● WHAT IS REQUIRED: A line qualifies if it holds the string "description". Copy every qualifying line from the records.

*** DATASET EXTRACT ***

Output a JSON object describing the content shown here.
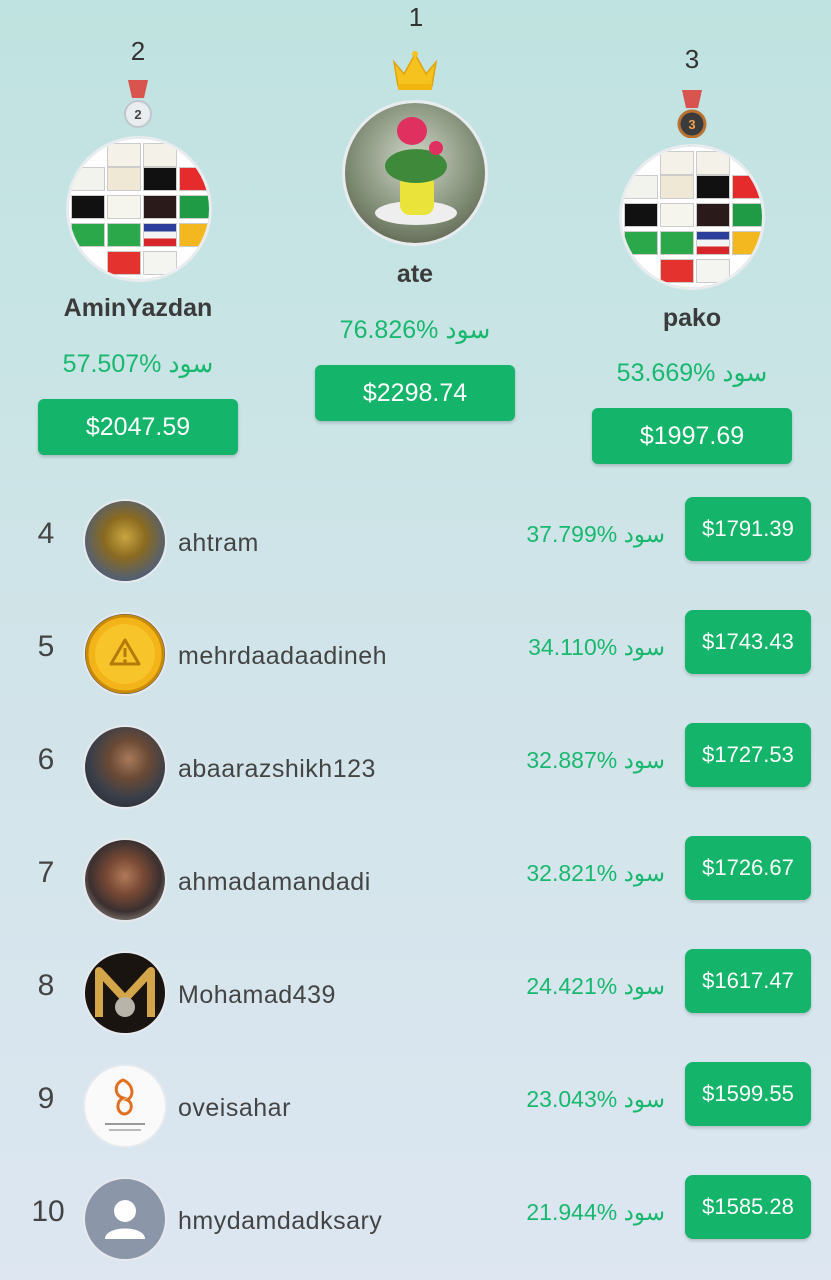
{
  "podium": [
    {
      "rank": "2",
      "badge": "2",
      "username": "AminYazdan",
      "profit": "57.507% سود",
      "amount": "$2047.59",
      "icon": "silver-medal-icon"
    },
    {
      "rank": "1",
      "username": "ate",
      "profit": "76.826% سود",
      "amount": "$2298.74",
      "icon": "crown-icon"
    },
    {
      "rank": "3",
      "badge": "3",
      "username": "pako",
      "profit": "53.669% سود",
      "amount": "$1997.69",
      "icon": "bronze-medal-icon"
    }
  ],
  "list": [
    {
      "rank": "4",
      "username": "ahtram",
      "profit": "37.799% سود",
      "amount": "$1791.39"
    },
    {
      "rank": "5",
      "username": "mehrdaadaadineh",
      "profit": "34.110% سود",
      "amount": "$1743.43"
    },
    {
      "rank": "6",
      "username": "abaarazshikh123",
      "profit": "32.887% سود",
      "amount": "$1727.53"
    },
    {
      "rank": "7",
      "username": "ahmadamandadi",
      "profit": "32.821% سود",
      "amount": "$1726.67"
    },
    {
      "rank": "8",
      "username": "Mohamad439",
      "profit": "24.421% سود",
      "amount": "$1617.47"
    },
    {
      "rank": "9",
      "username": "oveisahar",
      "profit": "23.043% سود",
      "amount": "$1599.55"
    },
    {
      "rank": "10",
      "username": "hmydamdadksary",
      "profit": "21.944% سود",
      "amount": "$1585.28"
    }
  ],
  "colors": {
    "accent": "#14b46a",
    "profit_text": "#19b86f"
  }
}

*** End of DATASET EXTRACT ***
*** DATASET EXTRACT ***

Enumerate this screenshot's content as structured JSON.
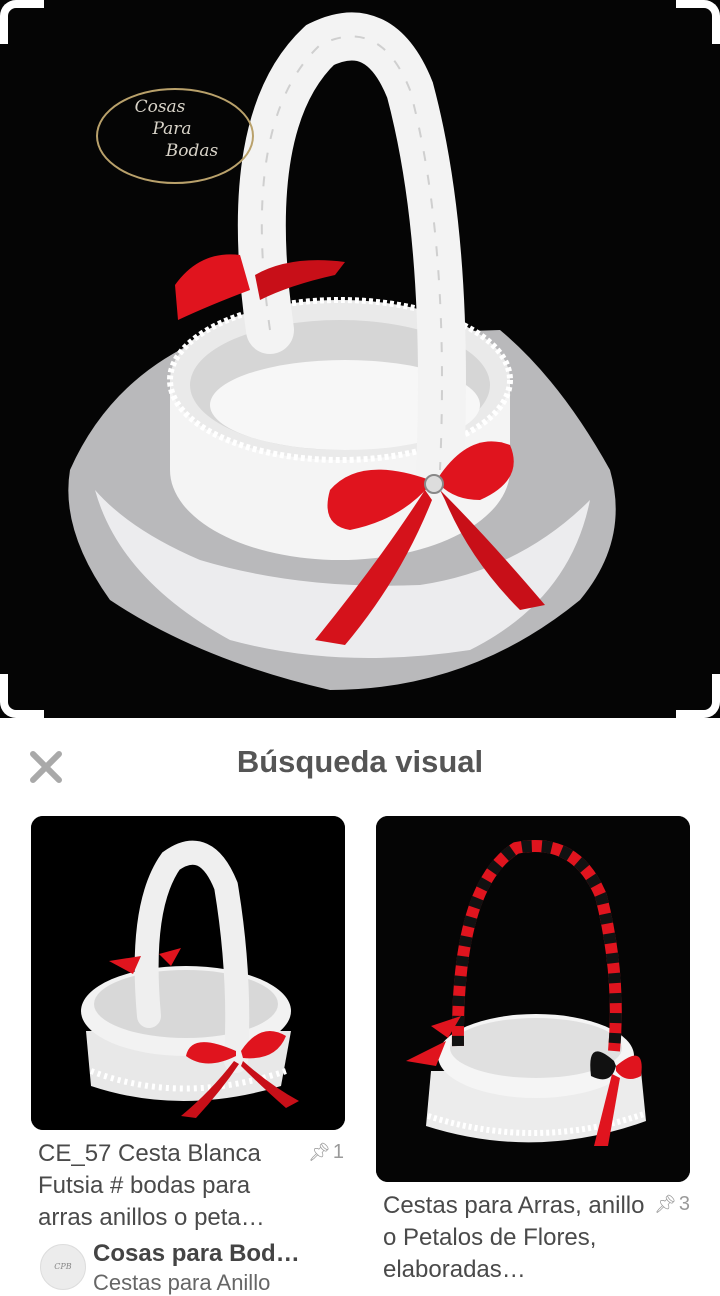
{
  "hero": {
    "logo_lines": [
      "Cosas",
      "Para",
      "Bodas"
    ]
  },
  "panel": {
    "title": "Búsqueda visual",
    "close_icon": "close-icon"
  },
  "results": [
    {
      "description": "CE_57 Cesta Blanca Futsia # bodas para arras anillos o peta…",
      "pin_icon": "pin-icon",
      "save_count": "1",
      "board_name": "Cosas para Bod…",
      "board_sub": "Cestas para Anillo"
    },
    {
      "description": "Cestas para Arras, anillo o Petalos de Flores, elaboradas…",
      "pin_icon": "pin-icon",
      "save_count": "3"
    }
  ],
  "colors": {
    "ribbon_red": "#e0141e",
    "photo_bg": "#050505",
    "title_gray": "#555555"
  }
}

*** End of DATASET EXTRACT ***

● RESPONSE AREA:
      "description": "CE_57 Cesta Blanca Futsia # bodas para arras anillos o peta…",
      "description": "Cestas para Arras, anillo o Petalos de Flores, elaboradas…",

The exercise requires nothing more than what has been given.